[Given records]

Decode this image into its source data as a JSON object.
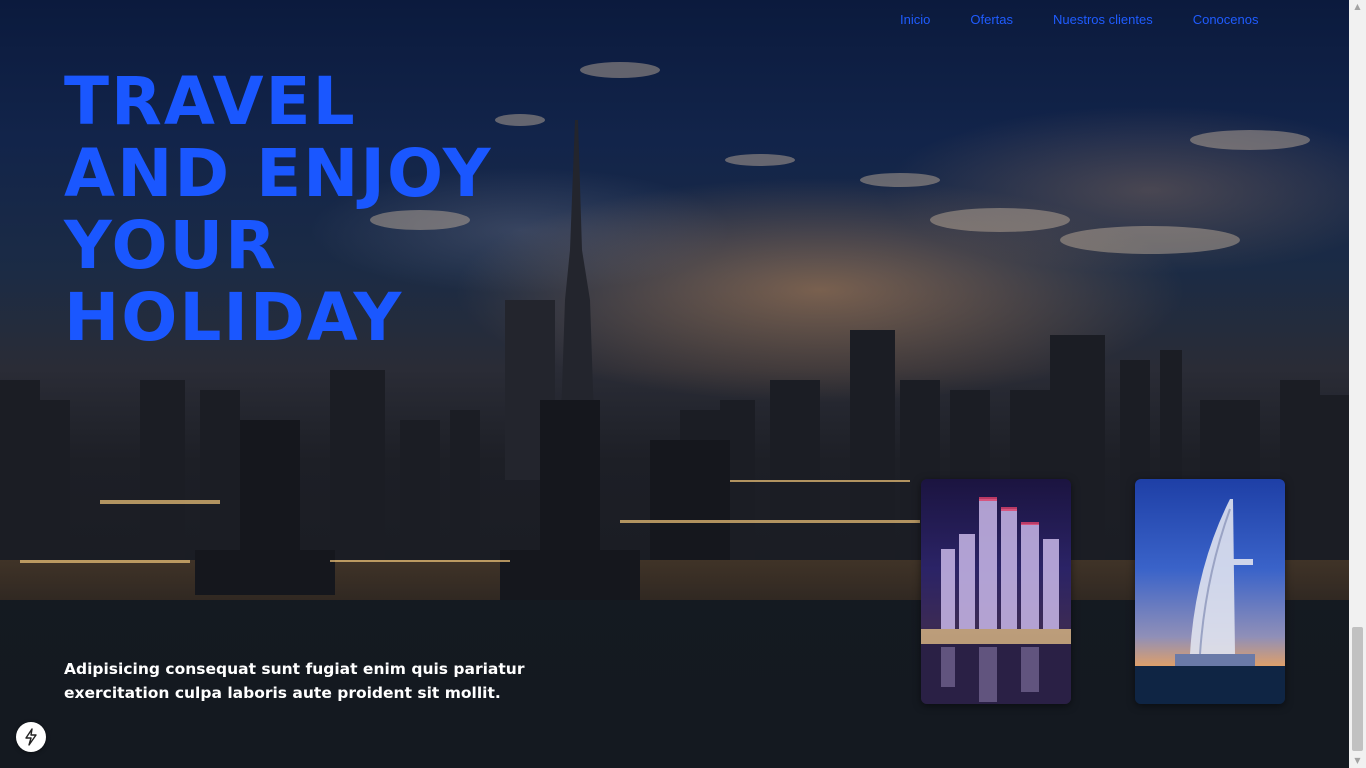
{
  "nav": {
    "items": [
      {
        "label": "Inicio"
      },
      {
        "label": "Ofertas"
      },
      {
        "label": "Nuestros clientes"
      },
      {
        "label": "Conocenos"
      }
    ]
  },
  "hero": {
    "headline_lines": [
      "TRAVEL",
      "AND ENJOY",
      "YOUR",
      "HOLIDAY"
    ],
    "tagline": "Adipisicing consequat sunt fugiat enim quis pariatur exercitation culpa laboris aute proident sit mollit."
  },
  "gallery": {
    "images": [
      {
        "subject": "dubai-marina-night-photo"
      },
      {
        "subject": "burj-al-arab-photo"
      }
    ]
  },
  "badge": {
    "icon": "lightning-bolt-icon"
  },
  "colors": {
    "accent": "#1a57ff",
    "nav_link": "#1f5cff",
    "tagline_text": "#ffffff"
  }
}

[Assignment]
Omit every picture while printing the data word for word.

[Response area]
Decode this image into its source data as a JSON object.
{
  "nav": {
    "items": [
      {
        "label": "Inicio"
      },
      {
        "label": "Ofertas"
      },
      {
        "label": "Nuestros clientes"
      },
      {
        "label": "Conocenos"
      }
    ]
  },
  "hero": {
    "headline_lines": [
      "TRAVEL",
      "AND ENJOY",
      "YOUR",
      "HOLIDAY"
    ],
    "tagline": "Adipisicing consequat sunt fugiat enim quis pariatur exercitation culpa laboris aute proident sit mollit."
  },
  "gallery": {
    "images": [
      {
        "subject": "dubai-marina-night-photo"
      },
      {
        "subject": "burj-al-arab-photo"
      }
    ]
  },
  "badge": {
    "icon": "lightning-bolt-icon"
  },
  "colors": {
    "accent": "#1a57ff",
    "nav_link": "#1f5cff",
    "tagline_text": "#ffffff"
  }
}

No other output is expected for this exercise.